At least 18 cholera cases have recently been confirmed in Ntoroko district following massive displacement of residents by floods.
According to Ntoroko MP Martin Mugara, the patients were admitted to Ntoroko health Center II. He said 10 of the patients were discharged on Monday.
Mugara said over 1,000 families had been displaced by the floods. When New Vision visited the area early this week, the displaced people said the floods have been on since August 2012 when River Semiliki burst its banks, displacing people in four sub counties of Bweramure, Butungama, Rwebisengo, and Kanaala.
Muhereza Kajumba, 63, Kyombe village Bweramure sub county said "The pit latrines were submerged in water; we resort to defecate anywhere.

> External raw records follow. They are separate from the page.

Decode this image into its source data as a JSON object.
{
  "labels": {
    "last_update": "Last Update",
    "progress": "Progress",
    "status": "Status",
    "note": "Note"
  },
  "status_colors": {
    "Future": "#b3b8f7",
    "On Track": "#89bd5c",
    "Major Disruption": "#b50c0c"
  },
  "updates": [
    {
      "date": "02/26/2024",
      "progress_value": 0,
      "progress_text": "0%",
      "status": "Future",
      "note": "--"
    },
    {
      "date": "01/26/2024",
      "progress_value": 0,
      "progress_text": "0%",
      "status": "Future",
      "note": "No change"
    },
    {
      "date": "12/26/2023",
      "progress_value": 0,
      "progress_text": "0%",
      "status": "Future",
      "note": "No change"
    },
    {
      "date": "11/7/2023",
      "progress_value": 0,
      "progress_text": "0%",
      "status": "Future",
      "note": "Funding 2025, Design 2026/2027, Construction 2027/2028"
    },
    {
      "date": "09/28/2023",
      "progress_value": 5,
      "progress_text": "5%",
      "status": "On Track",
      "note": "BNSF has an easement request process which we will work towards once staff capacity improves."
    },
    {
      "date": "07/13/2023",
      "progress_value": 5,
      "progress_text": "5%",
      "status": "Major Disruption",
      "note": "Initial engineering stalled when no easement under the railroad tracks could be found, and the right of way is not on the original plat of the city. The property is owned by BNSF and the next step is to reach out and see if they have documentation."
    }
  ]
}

Subsequently water born dieses spread however this exposes the community to diarrhea and other dieses. Stagnant water has a condusive environment for mosquitoes."
The New Vision used a dugout canoe and a raft made of water reeds to access the scattered affected communities off the landing site.
Passengers pay between sh2,000 -1000 for the boat to cross the water, to the landing site, while those who can't afford to pay endure to un dress and wade through the stagnant water which is exposes them to diseases and snakes.
People in the three affected sub counties are largely cattle keepers, while others living along banks of River Semuliki are fisher mongers.
The houses are submerged in the water, people live in make shift shelters made of Tarpaulins and polythene bags.
State minister for disaster Musa Ecweru said he had dispatched a team of experts to assess the situation in the affected area.